━━━ Records for this task
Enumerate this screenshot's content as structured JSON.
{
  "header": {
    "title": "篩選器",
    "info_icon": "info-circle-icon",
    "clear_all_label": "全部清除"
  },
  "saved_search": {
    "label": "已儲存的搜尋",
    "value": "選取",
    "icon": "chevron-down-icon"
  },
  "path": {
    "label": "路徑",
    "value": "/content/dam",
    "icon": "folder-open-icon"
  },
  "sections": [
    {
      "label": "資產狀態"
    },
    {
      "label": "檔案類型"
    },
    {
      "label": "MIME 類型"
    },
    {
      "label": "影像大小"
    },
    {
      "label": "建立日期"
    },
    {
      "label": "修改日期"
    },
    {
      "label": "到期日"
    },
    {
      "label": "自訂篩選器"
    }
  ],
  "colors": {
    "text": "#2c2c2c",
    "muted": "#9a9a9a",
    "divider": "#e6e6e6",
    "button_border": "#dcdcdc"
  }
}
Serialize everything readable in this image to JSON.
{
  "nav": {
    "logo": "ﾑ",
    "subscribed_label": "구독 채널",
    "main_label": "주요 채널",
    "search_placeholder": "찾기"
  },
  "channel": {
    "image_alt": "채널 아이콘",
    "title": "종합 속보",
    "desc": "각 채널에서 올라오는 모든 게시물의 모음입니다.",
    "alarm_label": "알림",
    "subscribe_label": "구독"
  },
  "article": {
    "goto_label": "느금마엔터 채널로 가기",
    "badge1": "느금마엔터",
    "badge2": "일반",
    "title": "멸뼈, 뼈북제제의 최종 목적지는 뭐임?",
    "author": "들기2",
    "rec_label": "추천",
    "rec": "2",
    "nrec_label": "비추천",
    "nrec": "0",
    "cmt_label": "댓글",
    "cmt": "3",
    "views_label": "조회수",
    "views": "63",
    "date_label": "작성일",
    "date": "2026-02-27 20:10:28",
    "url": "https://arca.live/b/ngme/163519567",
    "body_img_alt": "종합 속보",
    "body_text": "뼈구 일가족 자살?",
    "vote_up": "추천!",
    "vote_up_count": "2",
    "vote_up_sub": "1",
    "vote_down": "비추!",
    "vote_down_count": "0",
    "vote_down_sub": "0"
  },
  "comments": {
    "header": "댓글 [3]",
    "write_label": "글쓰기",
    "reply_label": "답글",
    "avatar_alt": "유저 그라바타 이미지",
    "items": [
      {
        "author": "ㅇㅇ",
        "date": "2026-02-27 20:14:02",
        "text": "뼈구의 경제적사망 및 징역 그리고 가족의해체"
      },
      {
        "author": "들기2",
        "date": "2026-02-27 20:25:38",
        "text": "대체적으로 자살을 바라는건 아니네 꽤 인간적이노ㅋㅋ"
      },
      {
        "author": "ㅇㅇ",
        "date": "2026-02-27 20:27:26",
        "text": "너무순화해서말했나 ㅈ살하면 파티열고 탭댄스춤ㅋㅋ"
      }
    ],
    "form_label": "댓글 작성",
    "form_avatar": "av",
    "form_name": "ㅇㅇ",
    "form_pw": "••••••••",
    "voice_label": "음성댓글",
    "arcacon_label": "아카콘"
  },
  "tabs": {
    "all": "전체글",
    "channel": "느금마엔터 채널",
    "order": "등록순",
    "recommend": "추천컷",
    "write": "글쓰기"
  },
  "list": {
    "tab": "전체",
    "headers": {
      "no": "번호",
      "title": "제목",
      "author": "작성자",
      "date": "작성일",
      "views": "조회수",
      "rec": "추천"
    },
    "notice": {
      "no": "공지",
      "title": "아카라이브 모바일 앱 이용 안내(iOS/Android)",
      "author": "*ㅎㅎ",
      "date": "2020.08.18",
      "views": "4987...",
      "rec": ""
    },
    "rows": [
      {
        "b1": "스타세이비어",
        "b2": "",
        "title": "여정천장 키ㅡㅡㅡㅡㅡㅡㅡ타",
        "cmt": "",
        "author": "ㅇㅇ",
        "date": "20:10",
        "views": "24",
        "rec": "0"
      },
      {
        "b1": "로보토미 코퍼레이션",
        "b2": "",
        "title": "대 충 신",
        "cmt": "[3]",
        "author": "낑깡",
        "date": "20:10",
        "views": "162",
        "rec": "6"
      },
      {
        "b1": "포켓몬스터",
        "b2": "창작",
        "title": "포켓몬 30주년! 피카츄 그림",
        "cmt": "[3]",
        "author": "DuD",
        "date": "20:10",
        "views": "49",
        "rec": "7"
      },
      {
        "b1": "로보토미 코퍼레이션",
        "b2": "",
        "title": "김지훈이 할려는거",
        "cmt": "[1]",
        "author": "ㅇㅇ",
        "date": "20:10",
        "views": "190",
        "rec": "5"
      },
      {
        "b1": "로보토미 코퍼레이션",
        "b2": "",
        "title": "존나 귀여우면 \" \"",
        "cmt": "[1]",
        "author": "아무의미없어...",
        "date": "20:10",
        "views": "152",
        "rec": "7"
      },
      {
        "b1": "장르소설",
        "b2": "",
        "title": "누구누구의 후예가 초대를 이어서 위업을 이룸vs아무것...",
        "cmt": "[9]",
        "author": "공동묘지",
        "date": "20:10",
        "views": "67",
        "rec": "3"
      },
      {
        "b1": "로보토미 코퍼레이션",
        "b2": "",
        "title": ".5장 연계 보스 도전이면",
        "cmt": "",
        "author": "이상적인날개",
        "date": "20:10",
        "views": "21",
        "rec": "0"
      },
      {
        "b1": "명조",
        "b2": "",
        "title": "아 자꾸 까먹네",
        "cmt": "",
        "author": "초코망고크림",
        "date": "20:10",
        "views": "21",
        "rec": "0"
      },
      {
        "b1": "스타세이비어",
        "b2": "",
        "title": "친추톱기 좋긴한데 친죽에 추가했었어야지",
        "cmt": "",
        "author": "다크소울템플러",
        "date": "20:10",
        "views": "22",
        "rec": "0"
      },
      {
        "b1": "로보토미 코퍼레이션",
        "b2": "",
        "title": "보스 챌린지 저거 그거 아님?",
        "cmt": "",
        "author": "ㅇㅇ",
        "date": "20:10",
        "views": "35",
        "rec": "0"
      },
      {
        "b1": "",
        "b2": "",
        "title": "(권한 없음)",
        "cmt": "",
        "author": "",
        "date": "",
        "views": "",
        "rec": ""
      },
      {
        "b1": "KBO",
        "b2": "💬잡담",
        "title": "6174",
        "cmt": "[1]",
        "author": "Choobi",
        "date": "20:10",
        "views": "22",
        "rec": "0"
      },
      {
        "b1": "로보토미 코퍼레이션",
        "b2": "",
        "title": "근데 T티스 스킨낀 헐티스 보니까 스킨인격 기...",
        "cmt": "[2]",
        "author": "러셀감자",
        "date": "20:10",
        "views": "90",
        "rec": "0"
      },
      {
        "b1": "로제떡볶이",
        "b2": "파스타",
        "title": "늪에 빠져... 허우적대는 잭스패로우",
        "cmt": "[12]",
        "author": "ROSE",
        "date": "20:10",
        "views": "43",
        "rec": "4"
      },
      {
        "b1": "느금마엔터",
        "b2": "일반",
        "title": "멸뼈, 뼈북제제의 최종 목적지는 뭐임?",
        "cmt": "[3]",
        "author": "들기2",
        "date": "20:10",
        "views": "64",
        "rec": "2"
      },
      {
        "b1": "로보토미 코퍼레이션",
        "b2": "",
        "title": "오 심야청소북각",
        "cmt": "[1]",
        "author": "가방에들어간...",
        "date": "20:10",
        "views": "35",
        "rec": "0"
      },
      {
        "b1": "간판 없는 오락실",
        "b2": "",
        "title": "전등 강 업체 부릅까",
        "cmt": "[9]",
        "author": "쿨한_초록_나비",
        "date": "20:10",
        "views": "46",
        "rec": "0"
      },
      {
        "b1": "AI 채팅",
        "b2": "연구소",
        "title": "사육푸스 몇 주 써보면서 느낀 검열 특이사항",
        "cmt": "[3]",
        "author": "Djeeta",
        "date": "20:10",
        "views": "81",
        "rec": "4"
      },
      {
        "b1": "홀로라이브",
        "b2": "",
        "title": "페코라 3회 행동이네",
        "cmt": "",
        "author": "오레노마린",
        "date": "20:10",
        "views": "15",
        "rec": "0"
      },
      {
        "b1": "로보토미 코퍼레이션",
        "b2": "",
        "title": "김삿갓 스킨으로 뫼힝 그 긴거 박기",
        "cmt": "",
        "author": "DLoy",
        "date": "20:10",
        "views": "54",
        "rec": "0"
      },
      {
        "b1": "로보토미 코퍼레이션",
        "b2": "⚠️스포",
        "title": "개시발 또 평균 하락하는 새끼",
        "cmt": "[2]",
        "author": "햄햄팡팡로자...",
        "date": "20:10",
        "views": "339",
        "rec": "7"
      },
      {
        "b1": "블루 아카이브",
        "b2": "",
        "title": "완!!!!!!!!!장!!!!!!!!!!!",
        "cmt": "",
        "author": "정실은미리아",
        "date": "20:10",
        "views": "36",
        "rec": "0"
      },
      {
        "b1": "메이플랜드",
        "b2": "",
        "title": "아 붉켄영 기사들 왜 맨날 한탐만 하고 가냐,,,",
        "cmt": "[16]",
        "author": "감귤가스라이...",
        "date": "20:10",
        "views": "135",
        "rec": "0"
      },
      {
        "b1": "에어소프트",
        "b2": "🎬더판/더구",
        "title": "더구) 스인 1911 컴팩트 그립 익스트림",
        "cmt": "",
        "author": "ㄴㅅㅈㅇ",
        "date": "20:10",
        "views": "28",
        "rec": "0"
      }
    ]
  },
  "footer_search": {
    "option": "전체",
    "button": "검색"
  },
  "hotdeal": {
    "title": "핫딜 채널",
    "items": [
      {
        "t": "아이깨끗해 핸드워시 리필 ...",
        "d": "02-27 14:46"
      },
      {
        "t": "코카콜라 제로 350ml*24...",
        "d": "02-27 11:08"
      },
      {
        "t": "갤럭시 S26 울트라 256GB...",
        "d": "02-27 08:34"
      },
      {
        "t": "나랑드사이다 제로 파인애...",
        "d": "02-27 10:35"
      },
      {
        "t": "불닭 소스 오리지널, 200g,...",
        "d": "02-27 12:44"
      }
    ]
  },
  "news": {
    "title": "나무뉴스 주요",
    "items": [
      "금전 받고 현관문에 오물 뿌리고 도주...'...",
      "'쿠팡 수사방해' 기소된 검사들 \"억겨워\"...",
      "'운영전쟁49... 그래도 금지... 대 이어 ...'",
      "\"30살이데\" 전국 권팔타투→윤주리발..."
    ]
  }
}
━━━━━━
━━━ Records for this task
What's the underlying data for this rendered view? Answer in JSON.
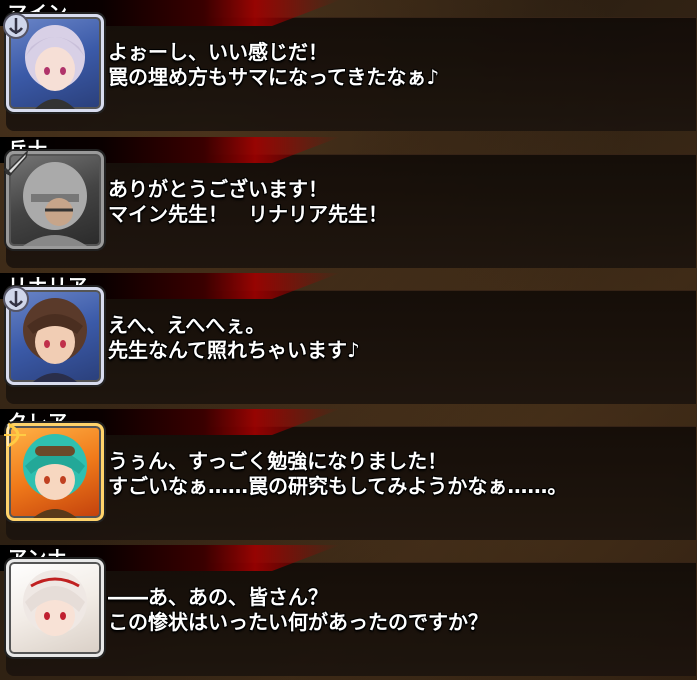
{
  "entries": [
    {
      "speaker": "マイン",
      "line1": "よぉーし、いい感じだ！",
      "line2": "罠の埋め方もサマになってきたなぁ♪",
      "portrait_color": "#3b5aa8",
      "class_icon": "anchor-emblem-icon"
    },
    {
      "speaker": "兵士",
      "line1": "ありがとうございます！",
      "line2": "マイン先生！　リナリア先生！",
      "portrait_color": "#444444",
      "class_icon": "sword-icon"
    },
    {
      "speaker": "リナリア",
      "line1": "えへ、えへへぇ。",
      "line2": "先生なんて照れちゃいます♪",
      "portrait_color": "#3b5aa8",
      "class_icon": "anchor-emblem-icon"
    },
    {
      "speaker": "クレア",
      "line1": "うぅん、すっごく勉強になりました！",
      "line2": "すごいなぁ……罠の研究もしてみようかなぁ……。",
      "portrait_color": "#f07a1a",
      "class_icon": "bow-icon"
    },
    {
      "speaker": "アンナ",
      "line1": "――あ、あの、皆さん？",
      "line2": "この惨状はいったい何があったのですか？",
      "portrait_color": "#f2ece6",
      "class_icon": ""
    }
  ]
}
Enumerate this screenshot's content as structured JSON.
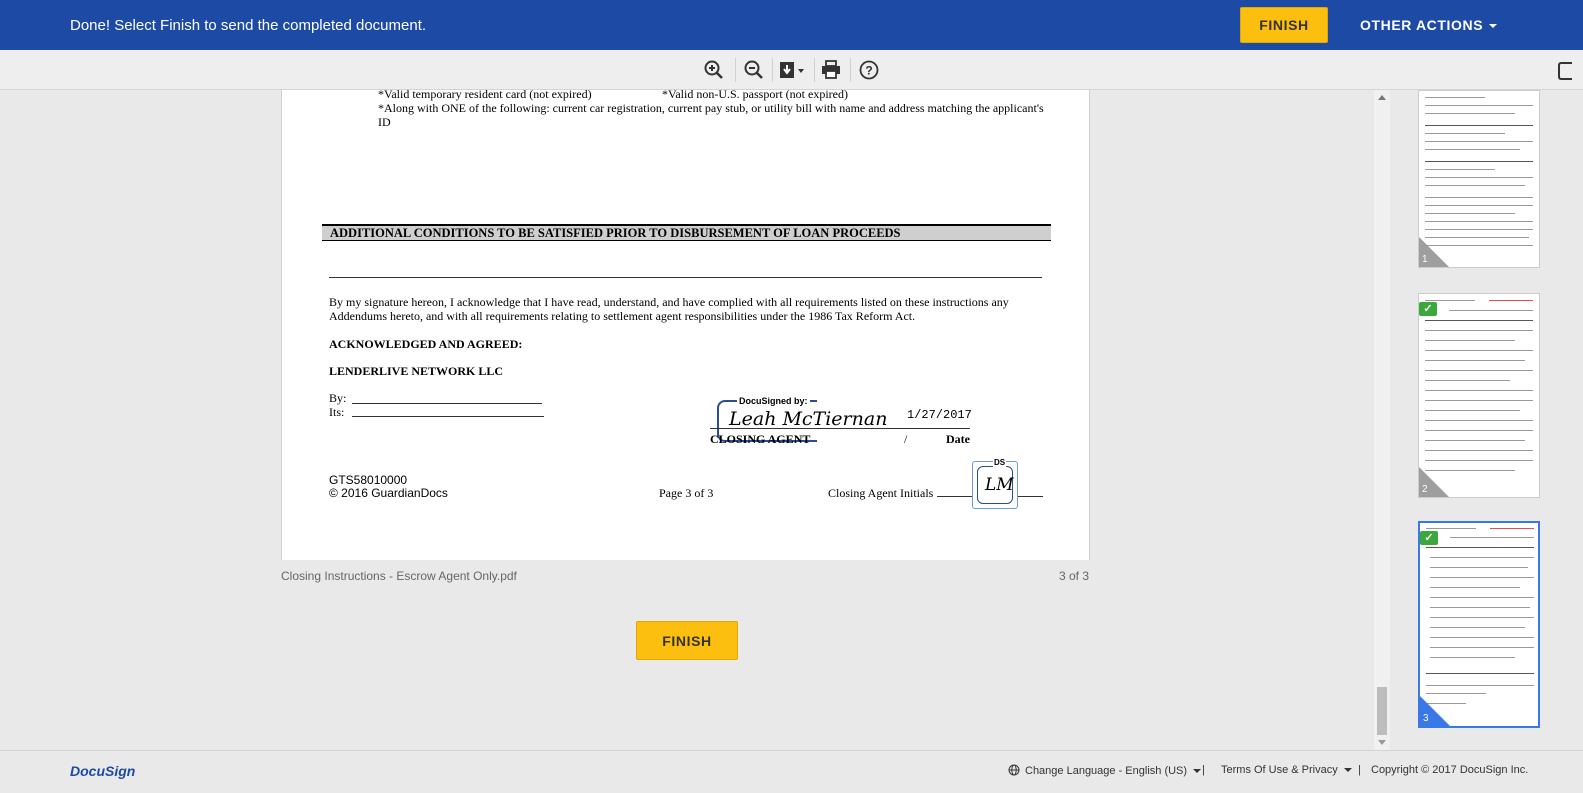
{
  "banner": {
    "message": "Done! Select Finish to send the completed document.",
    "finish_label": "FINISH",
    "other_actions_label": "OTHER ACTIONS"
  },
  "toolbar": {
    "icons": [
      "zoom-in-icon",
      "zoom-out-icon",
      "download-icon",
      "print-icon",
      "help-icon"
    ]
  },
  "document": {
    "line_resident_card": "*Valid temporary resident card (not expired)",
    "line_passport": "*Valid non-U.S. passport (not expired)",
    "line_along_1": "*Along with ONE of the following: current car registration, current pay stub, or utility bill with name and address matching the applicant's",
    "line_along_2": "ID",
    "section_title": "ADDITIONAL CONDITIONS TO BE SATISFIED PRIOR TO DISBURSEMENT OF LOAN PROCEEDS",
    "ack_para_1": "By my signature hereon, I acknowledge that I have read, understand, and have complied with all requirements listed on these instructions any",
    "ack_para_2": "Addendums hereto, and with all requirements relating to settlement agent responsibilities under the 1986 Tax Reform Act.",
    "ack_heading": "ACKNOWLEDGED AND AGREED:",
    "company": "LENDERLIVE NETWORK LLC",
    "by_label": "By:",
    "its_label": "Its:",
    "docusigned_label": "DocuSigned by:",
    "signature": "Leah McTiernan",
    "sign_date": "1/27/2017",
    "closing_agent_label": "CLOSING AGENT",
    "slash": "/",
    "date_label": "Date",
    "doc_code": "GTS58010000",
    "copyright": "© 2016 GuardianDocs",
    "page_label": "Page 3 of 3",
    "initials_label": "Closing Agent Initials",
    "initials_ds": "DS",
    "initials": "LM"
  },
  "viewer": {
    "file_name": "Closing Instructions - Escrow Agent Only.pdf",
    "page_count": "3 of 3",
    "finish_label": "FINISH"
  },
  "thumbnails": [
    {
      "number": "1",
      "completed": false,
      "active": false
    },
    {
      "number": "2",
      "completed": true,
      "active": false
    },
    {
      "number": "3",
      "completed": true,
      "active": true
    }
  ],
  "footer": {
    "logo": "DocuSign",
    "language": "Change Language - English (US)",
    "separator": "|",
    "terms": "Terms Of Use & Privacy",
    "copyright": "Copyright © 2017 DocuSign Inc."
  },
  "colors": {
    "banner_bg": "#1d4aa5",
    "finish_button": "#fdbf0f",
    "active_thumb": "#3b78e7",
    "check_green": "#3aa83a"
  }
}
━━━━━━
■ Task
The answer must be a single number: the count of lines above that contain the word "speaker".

■ Answer to the exercise
5